▸ Problem description: All lines in the records that carry the string "JSON" are to be shown.

▸ Supplied material:
-*-

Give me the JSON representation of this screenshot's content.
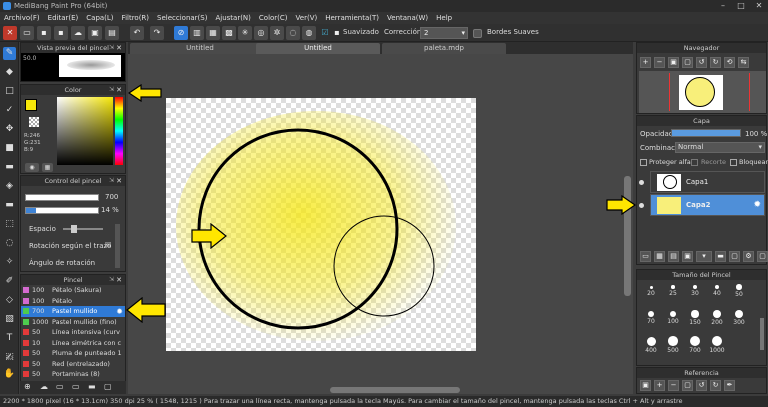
{
  "window": {
    "title": "MediBang Paint Pro (64bit)"
  },
  "menu": [
    "Archivo(F)",
    "Editar(E)",
    "Capa(L)",
    "Filtro(R)",
    "Seleccionar(S)",
    "Ajustar(N)",
    "Color(C)",
    "Ver(V)",
    "Herramienta(T)",
    "Ventana(W)",
    "Help"
  ],
  "toolbar": {
    "antialias_label": "Suavizado",
    "correction_label": "Corrección",
    "correction_value": "2",
    "soft_edges_label": "Bordes Suaves"
  },
  "tabs": [
    "Untitled",
    "Untitled",
    "paleta.mdp"
  ],
  "brush_preview": {
    "title": "Vista previa del pincel",
    "size_value": "50.0"
  },
  "color_panel": {
    "title": "Color",
    "r": "R:246",
    "g": "G:231",
    "b": "B:9",
    "color_hex": "#f6e709"
  },
  "brush_control": {
    "title": "Control del pincel",
    "size": "700",
    "opacity": "14 %",
    "opacity_fraction": 0.14,
    "spacing_label": "Espacio",
    "rotation_label": "Rotación según el trazo",
    "angle_label": "Ángulo de rotación"
  },
  "brush_list": {
    "title": "Pincel",
    "items": [
      {
        "size": "100",
        "name": "Pétalo (Sakura)",
        "color": "#d46ad0"
      },
      {
        "size": "100",
        "name": "Pétalo",
        "color": "#d46ad0"
      },
      {
        "size": "700",
        "name": "Pastel mullido",
        "color": "#4ecb4e",
        "selected": true
      },
      {
        "size": "1000",
        "name": "Pastel mullido (fino)",
        "color": "#4ecb4e"
      },
      {
        "size": "50",
        "name": "Línea intensiva (curv",
        "color": "#e23a3a"
      },
      {
        "size": "10",
        "name": "Línea simétrica con c",
        "color": "#e23a3a"
      },
      {
        "size": "50",
        "name": "Pluma de punteado 1",
        "color": "#e23a3a"
      },
      {
        "size": "50",
        "name": "Red (entrelazado)",
        "color": "#e23a3a"
      },
      {
        "size": "50",
        "name": "Portaminas (8)",
        "color": "#e23a3a"
      }
    ]
  },
  "navigator": {
    "title": "Navegador"
  },
  "layer_panel": {
    "title": "Capa",
    "opacity_label": "Opacidad",
    "opacity_value": "100 %",
    "opacity_fraction": 1.0,
    "blend_label": "Combinación",
    "blend_value": "Normal",
    "protect_alpha": "Proteger alfa",
    "clip": "Recorte",
    "lock": "Bloquear",
    "layers": [
      {
        "name": "Capa1",
        "selected": false
      },
      {
        "name": "Capa2",
        "selected": true
      }
    ]
  },
  "brush_size": {
    "title": "Tamaño del Pincel",
    "sizes": [
      "20",
      "25",
      "30",
      "40",
      "50",
      "70",
      "100",
      "150",
      "200",
      "300",
      "400",
      "500",
      "700",
      "1000"
    ]
  },
  "reference": {
    "title": "Referencia"
  },
  "status": {
    "text": "2200 * 1800 píxel   (16 * 13.1cm)   350 dpi   25 %   ( 1548, 1215 )   Para trazar una línea recta, mantenga pulsada la tecla Mayús. Para cambiar el tamaño del pincel, mantenga pulsada las teclas Ctrl + Alt y arrastre"
  },
  "colors": {
    "accent": "#2f7ad6",
    "arrow": "#ffe600"
  }
}
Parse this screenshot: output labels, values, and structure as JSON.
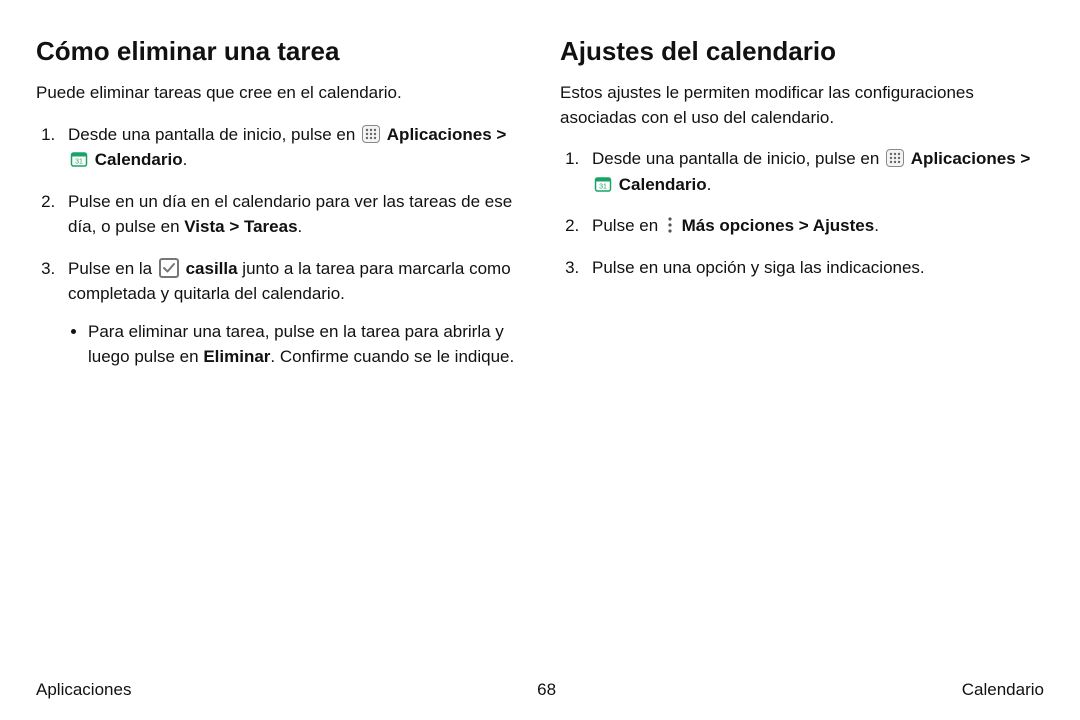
{
  "left": {
    "title": "Cómo eliminar una tarea",
    "intro": "Puede eliminar tareas que cree en el calendario.",
    "step1_pre": "Desde una pantalla de inicio, pulse en ",
    "apps_label": "Aplicaciones",
    "sep": " > ",
    "cal_label": "Calendario",
    "period": ".",
    "step2_a": "Pulse en un día en el calendario para ver las tareas de ese día, o pulse en ",
    "step2_bold": "Vista > Tareas",
    "step3_a": "Pulse en la ",
    "step3_bold1": "casilla",
    "step3_b": " junto a la tarea para marcarla como completada y quitarla del calendario.",
    "sub_a": "Para eliminar una tarea, pulse en la tarea para abrirla y luego pulse en ",
    "sub_bold": "Eliminar",
    "sub_b": ". Confirme cuando se le indique."
  },
  "right": {
    "title": "Ajustes del calendario",
    "intro": "Estos ajustes le permiten modificar las configuraciones asociadas con el uso del calendario.",
    "step1_pre": "Desde una pantalla de inicio, pulse en ",
    "apps_label": "Aplicaciones",
    "sep": " > ",
    "cal_label": "Calendario",
    "period": ".",
    "step2_a": "Pulse en ",
    "step2_bold": "Más opciones > Ajustes",
    "step3": "Pulse en una opción y siga las indicaciones."
  },
  "footer": {
    "left": "Aplicaciones",
    "center": "68",
    "right": "Calendario"
  }
}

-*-

▸ Exercise result:
Give me the JSON representation of this screenshot's content.
Parse this screenshot: output labels, values, and structure as JSON.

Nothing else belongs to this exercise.